■ **THE TASK**:
Go line by line through the records below. Copy whichever lines contain the string "from".

■ **DATA EXTRACTS**:

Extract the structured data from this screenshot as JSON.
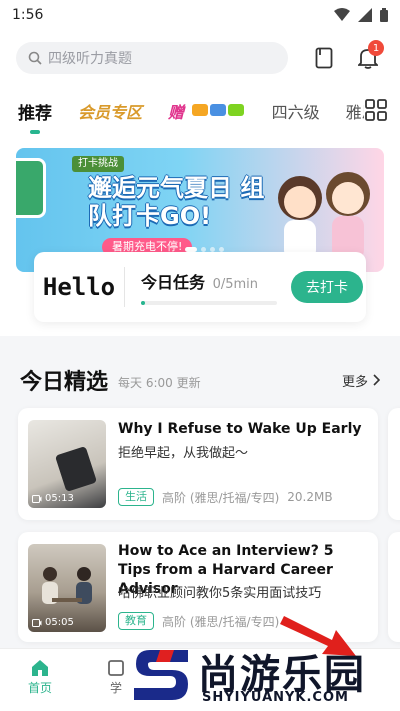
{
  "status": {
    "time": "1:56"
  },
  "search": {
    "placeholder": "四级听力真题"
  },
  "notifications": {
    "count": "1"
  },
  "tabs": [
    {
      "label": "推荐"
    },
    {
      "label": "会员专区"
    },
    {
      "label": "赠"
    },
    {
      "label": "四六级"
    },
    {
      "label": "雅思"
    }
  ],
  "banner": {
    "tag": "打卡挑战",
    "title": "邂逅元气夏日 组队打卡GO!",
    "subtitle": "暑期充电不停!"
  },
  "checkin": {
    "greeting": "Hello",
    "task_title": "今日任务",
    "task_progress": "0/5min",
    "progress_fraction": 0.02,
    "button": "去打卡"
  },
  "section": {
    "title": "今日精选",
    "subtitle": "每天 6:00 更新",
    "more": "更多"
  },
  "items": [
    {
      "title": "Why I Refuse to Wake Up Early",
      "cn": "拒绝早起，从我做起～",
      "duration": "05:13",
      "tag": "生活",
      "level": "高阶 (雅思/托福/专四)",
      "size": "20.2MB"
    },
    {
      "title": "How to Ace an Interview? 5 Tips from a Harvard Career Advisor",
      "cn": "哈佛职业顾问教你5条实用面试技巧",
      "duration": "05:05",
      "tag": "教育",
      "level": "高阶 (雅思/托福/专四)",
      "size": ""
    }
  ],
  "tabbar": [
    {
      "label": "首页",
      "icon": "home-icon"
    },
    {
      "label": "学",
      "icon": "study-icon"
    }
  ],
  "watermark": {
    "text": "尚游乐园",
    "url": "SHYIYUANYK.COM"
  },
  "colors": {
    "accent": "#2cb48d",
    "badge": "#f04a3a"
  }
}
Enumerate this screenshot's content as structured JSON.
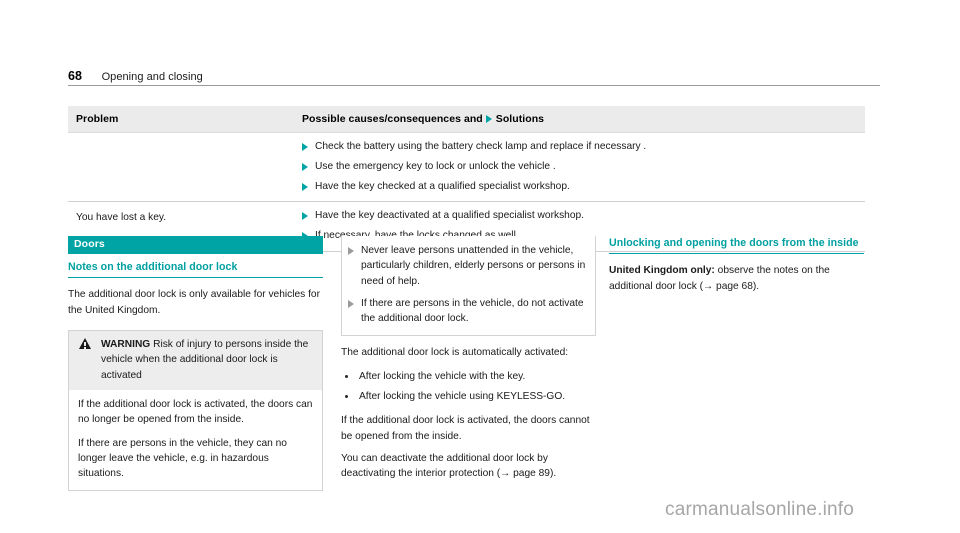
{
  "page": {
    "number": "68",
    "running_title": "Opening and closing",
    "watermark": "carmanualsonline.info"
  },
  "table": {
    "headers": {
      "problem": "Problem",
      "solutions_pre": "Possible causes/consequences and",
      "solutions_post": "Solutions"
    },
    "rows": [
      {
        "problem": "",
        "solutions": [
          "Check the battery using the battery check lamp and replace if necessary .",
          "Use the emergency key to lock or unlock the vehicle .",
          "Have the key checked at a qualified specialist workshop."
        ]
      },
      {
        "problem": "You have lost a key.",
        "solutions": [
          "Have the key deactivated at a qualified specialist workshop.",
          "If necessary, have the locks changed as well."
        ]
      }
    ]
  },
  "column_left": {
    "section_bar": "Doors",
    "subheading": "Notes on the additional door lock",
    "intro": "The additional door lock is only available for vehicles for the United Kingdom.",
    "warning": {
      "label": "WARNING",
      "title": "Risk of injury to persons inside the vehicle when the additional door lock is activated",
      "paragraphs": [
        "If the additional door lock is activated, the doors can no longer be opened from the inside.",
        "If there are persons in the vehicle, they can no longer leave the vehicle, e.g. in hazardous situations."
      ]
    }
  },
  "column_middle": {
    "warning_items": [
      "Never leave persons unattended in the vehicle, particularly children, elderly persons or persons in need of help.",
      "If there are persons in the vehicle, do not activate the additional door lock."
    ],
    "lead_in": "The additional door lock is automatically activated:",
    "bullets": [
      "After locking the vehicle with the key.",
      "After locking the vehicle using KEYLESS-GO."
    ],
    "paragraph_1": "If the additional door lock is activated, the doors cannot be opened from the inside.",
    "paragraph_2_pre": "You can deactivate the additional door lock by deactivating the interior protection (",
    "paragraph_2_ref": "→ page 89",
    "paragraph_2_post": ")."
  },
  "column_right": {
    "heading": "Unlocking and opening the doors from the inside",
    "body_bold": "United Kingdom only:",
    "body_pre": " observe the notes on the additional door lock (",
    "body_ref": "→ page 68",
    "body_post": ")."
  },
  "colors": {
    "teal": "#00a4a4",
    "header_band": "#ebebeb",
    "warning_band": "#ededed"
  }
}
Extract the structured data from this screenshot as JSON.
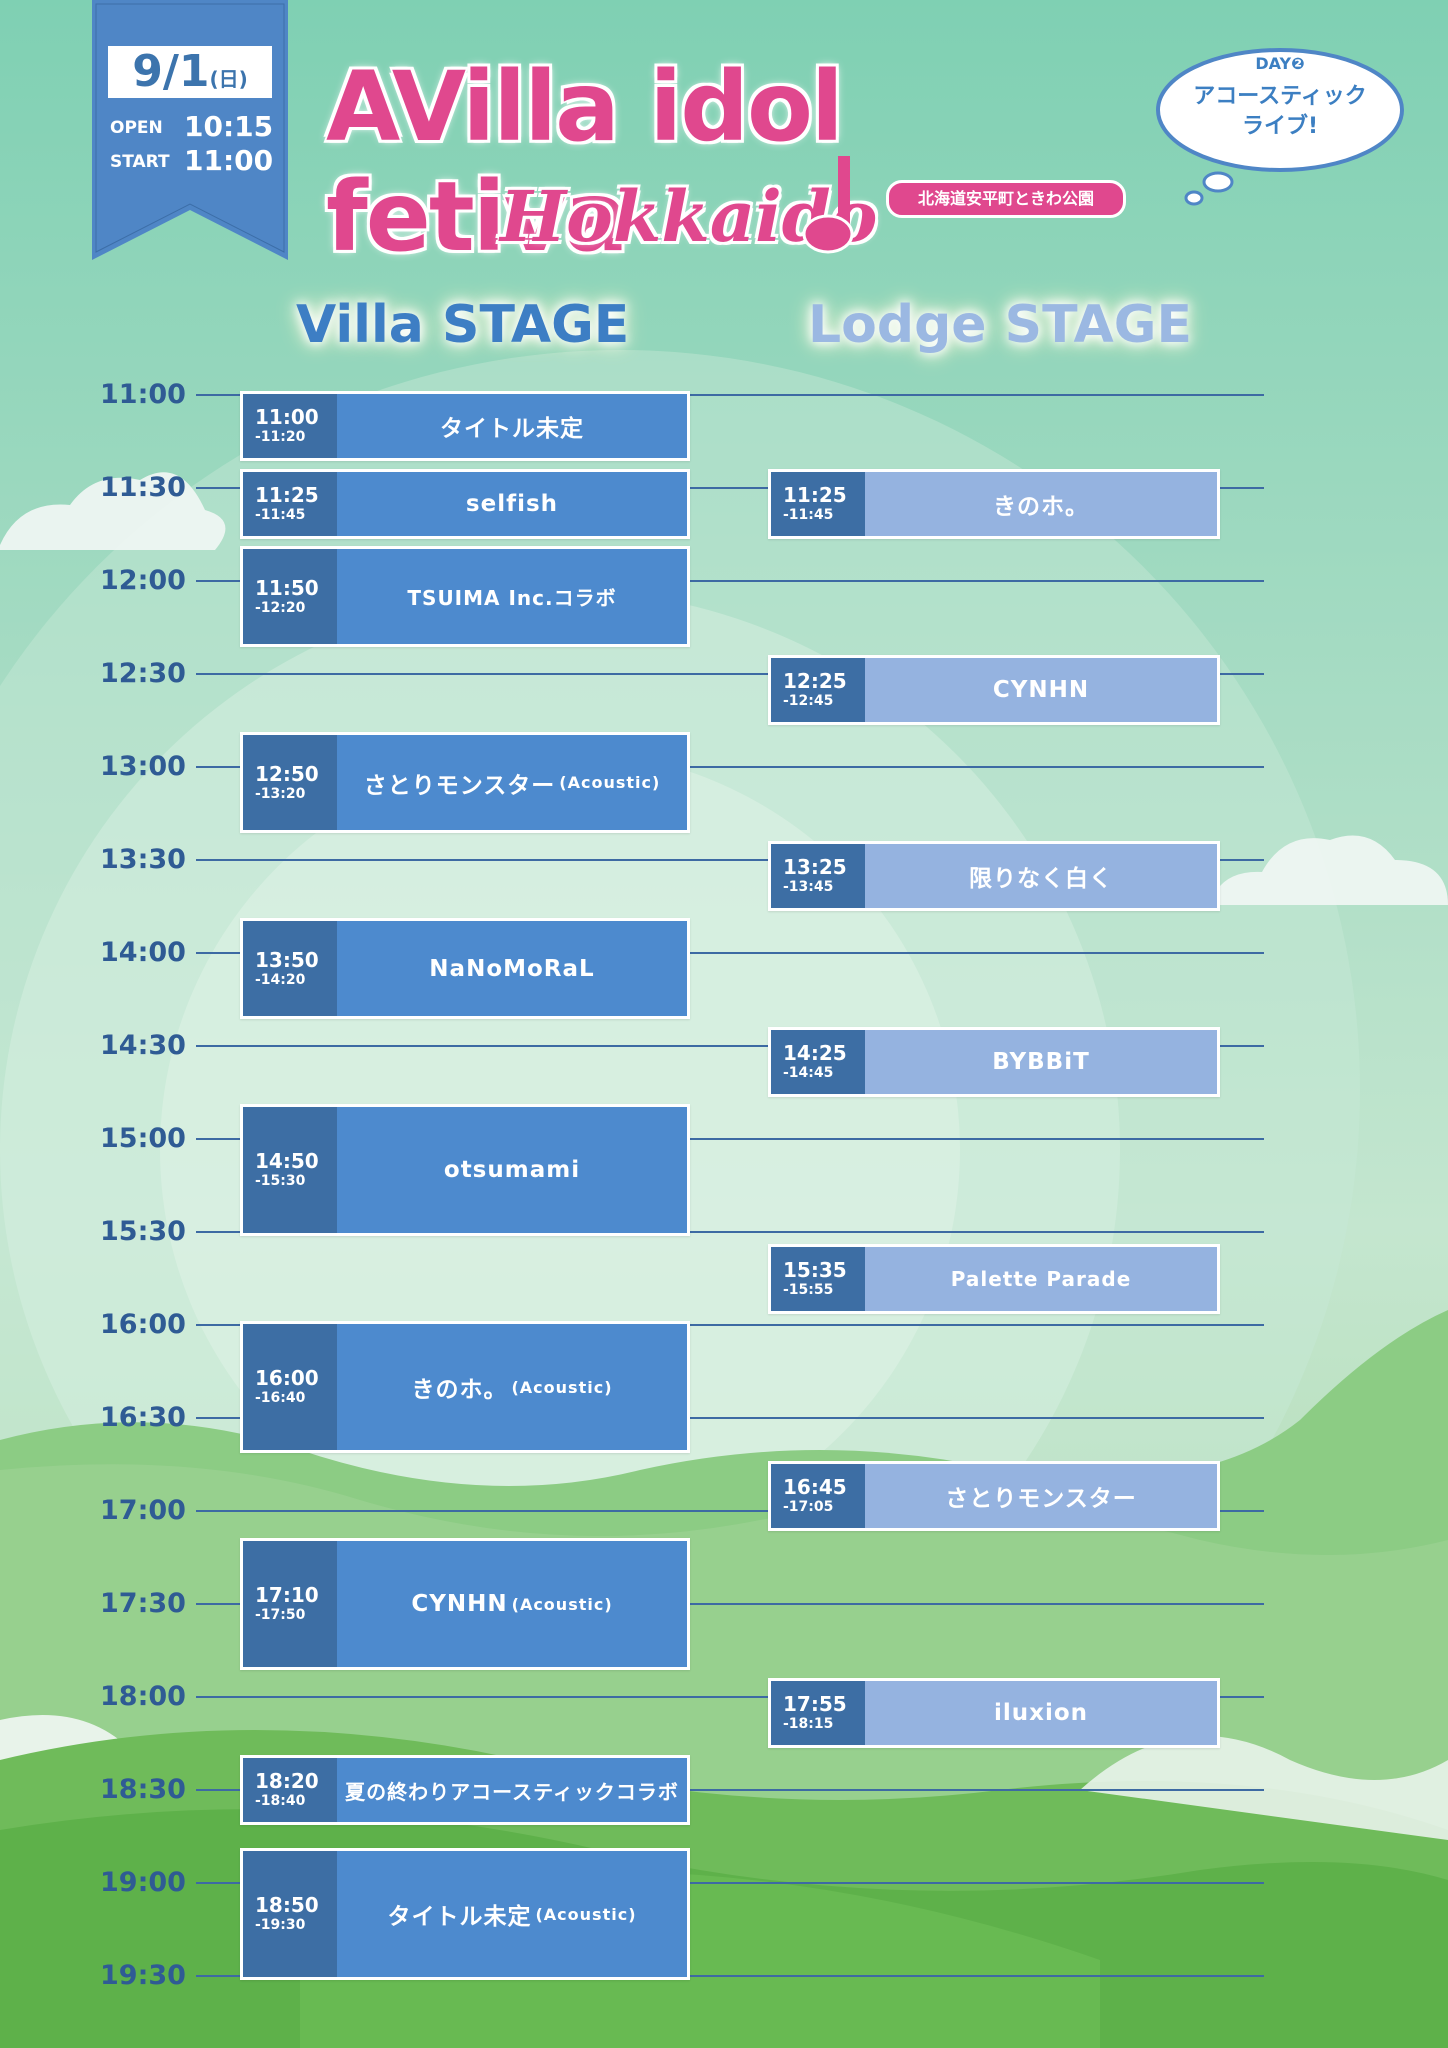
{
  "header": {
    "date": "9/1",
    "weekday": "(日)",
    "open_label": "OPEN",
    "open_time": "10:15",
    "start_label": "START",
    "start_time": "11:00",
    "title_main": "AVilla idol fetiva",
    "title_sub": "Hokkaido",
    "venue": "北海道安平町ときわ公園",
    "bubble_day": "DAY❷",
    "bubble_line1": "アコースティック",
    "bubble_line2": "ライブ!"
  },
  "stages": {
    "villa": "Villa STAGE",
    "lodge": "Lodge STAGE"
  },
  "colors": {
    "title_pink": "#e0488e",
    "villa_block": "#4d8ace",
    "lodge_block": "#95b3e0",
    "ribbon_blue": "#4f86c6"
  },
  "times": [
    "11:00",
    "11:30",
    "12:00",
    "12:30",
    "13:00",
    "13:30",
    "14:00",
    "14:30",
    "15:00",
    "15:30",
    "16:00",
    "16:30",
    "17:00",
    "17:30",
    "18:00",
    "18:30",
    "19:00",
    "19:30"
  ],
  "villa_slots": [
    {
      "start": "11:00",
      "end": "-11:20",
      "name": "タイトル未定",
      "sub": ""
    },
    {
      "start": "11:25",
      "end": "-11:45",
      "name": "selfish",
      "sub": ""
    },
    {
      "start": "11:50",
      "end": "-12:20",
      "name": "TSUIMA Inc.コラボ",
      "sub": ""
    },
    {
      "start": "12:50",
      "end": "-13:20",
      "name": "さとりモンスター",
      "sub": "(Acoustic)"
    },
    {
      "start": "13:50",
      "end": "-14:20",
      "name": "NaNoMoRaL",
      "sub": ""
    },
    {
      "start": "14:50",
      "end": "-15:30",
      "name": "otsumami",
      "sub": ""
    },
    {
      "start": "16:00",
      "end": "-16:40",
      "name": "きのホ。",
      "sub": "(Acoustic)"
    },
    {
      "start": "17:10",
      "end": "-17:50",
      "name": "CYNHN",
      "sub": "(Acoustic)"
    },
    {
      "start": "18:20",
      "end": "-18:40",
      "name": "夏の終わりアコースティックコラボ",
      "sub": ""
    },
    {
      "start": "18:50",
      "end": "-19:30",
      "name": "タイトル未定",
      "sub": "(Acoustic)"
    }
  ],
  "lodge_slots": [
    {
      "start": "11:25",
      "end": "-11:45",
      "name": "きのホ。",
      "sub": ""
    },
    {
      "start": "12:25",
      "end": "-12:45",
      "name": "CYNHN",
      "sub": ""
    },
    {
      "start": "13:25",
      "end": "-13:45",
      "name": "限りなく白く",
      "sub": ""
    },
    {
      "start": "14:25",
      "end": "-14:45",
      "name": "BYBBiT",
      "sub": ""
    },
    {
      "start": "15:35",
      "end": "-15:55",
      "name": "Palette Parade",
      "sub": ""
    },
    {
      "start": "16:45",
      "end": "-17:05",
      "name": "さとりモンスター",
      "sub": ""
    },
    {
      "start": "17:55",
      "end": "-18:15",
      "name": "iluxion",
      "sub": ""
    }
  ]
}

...

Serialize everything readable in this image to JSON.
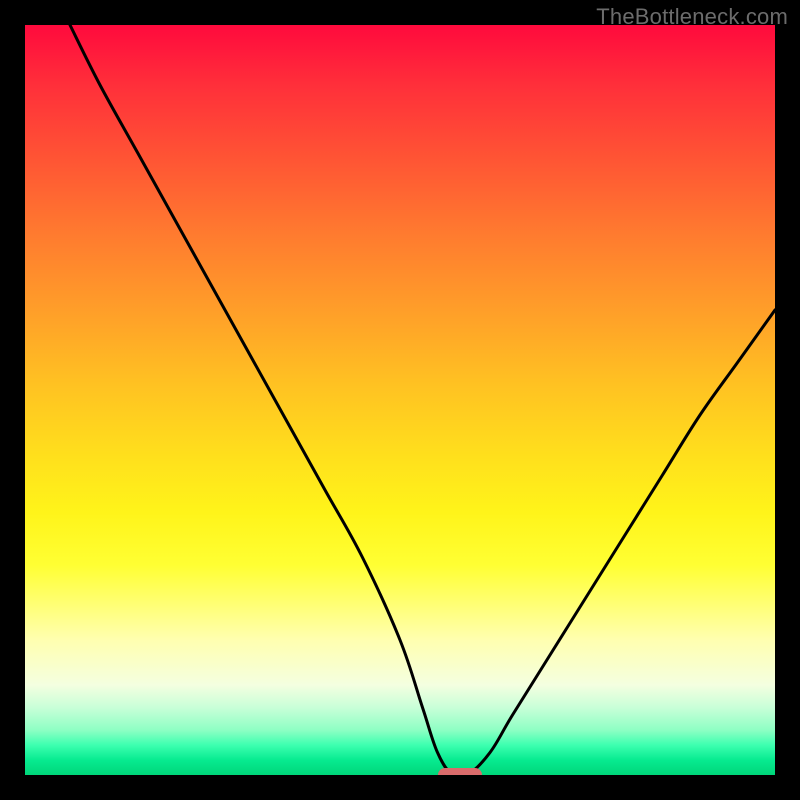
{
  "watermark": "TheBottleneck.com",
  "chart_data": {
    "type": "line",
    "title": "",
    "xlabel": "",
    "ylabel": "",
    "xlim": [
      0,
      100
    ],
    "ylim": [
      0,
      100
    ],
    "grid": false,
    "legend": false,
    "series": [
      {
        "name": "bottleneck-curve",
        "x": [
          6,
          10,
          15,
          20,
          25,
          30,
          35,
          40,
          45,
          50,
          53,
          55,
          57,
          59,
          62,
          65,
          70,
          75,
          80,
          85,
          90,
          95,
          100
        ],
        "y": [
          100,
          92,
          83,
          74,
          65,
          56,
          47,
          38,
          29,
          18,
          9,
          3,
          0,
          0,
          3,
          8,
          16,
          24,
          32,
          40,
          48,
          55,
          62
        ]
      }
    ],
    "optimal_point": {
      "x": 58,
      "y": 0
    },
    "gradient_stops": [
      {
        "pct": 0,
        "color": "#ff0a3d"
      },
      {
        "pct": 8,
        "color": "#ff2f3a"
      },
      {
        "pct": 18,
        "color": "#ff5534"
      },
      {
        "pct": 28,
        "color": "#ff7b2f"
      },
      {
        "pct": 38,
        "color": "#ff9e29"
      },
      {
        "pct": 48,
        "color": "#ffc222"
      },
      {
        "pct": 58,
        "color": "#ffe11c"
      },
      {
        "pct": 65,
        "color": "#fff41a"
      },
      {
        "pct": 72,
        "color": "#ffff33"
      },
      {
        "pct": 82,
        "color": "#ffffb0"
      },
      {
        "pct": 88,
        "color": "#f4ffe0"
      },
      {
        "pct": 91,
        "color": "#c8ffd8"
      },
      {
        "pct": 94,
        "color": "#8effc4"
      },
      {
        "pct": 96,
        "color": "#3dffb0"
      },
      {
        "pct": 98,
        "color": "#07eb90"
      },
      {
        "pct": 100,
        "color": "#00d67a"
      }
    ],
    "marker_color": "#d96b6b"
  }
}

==

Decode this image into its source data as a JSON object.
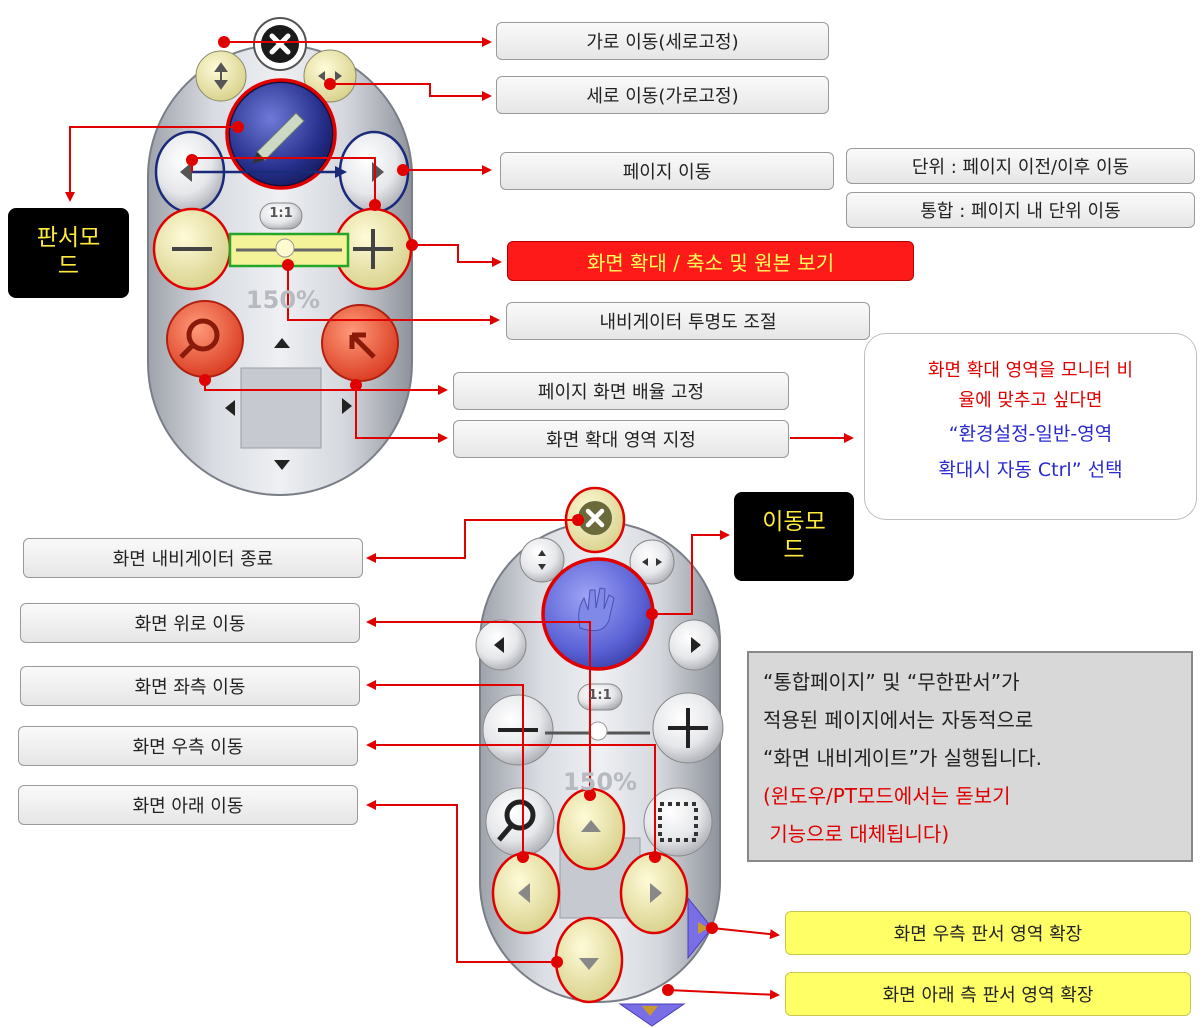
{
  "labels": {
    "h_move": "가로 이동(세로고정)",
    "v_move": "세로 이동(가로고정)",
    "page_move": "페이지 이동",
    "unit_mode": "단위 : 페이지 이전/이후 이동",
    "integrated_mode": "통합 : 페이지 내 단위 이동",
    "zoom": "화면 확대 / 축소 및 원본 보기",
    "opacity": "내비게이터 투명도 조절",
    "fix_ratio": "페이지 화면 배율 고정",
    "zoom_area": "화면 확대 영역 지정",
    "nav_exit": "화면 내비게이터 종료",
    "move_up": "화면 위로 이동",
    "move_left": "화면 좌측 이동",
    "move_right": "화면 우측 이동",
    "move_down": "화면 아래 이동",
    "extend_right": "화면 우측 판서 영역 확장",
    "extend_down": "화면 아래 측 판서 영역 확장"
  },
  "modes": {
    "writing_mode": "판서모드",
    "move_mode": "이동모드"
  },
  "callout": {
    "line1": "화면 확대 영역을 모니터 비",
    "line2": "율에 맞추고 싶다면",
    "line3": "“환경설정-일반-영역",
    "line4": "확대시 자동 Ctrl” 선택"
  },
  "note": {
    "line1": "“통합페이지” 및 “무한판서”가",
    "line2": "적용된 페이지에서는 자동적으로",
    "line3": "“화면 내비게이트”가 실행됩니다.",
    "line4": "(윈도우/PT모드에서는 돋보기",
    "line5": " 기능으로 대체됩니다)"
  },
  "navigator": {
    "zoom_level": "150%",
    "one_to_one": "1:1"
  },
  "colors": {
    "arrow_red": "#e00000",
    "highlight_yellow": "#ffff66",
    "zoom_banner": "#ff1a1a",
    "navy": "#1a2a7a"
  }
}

■ **FINISHED EXERCISE**:
Extract the structured data from this screenshot as JSON.
      "title": "How to Ace an Interview? 5 Tips from a Harvard Career Advisor",
        "If the additional door lock is activated, the doors can no longer be opened from the inside.",
    "paragraph_1": "If the additional door lock is activated, the doors cannot be opened from the inside.",
    "heading": "Unlocking and opening the doors from the inside",
Extract the structured data from this screenshot as JSON.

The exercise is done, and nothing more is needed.